Today we planned to visit the National Motorcycle Museum, Solihull about two miles away as the crow flies. We intended to travel part way by bus and part way on foot. Storm spoke to a villager who was washing his car about the best way to reach the museum, when he kindly offered to take us. As it turned out we were later advised that it was impossible to reach the museum on foot as it sits on an island in the middle of the motorway so we came back from the museum by taxi.
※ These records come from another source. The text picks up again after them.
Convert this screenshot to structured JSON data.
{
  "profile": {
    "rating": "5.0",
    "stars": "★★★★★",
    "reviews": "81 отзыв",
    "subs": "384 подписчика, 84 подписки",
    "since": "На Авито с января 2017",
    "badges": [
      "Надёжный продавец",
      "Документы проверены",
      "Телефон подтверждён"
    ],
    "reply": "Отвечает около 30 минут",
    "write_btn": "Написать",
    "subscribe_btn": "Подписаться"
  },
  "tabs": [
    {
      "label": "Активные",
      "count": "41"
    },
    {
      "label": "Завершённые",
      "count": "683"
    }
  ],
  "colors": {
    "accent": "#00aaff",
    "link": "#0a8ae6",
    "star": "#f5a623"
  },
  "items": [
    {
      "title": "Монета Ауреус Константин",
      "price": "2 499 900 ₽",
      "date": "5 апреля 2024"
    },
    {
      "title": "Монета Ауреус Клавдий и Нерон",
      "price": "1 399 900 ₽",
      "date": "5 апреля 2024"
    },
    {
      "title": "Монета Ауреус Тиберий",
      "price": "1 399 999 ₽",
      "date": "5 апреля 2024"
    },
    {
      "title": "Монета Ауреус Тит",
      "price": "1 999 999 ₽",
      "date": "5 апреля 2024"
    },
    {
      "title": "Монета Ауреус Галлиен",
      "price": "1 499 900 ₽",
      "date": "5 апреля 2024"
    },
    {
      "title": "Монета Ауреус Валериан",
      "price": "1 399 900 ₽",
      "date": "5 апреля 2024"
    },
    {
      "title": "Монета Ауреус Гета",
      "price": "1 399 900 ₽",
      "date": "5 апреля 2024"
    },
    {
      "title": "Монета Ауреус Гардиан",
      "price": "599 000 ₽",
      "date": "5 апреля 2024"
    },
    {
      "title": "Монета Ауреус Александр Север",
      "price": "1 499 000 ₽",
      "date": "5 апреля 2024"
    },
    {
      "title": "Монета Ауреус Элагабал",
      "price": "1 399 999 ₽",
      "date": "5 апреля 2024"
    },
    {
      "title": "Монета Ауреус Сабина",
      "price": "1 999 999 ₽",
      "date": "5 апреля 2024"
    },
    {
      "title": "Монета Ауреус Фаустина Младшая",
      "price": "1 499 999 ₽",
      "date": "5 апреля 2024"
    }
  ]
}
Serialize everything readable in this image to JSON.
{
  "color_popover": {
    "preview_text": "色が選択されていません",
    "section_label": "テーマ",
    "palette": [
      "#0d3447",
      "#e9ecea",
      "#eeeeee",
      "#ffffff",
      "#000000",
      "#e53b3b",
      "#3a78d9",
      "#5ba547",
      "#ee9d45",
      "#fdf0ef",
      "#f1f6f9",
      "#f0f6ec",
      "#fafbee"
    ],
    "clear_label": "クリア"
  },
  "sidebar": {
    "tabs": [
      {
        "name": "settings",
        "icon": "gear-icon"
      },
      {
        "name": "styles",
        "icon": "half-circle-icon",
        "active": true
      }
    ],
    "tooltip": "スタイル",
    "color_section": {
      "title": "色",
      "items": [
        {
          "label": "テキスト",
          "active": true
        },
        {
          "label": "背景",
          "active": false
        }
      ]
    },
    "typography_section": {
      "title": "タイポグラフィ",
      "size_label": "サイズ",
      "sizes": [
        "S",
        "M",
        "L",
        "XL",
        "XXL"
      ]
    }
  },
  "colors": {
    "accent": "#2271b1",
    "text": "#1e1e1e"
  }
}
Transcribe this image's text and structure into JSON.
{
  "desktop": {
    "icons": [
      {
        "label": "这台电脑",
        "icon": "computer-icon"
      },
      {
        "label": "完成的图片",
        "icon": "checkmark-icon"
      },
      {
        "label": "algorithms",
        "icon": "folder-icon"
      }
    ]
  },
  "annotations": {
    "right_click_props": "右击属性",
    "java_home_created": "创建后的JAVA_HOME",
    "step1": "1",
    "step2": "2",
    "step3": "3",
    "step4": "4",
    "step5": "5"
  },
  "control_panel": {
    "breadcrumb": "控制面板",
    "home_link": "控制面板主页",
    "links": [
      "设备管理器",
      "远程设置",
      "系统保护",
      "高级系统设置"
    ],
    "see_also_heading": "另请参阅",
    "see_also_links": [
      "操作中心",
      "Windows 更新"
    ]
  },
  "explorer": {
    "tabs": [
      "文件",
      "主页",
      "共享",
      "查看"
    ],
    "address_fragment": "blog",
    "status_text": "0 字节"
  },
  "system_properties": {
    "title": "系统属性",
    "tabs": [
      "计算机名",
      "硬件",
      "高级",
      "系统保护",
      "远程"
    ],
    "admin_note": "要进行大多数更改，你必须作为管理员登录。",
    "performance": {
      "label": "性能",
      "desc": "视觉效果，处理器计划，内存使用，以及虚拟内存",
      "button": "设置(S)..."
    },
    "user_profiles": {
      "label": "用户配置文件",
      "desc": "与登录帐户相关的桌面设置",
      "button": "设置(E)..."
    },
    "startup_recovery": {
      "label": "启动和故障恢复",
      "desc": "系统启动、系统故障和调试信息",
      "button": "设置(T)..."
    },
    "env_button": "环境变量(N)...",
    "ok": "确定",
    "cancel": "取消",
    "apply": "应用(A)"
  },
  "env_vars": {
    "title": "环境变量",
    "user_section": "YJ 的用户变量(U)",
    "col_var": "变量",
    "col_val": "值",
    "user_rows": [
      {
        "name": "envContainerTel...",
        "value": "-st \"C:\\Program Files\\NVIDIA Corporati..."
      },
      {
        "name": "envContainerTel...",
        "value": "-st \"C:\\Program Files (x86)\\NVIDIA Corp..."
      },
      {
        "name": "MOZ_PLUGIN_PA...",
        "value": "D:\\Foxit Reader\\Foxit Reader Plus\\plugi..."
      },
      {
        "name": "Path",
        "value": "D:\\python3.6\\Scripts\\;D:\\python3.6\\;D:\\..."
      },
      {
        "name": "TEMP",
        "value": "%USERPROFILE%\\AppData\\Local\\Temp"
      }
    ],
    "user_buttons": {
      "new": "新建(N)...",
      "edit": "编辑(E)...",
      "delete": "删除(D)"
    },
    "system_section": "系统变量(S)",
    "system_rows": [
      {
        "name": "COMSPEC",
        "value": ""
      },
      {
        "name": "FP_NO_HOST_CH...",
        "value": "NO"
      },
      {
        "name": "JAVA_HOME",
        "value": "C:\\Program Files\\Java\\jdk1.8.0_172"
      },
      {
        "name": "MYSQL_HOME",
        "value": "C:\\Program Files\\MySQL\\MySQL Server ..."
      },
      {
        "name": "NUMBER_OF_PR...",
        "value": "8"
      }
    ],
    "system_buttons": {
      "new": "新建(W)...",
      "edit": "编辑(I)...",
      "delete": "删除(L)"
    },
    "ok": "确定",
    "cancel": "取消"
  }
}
Storm has wanted to visit this museum for a long time and he was not disappointed with it. Five huge halls housing over 600 British made motorbikes, all gleaming, with no signs of rust, as though they were all fresh off the production line. They represented a cross section of machines from the early 1900s to the 1980s. There are motorcycles of every type; large, small, fast and slow. Storm enjoyed explaining the difference to me of engines with one, two, three and four cylinders, two strokes, four stroke and rotary; everything from the commuter bike to the mighty superbike and those that made history on the race track. A good time was had by both of us.
There were far too many bikes to photo, so I’ve just included the ones that caught my attention. For all you model makers, here is a full size motorbike made entirely of wood …
And this copper plated one made in someone’s shed made in the 1930’s from the remains of an AA patrol crashed Chater-Lea.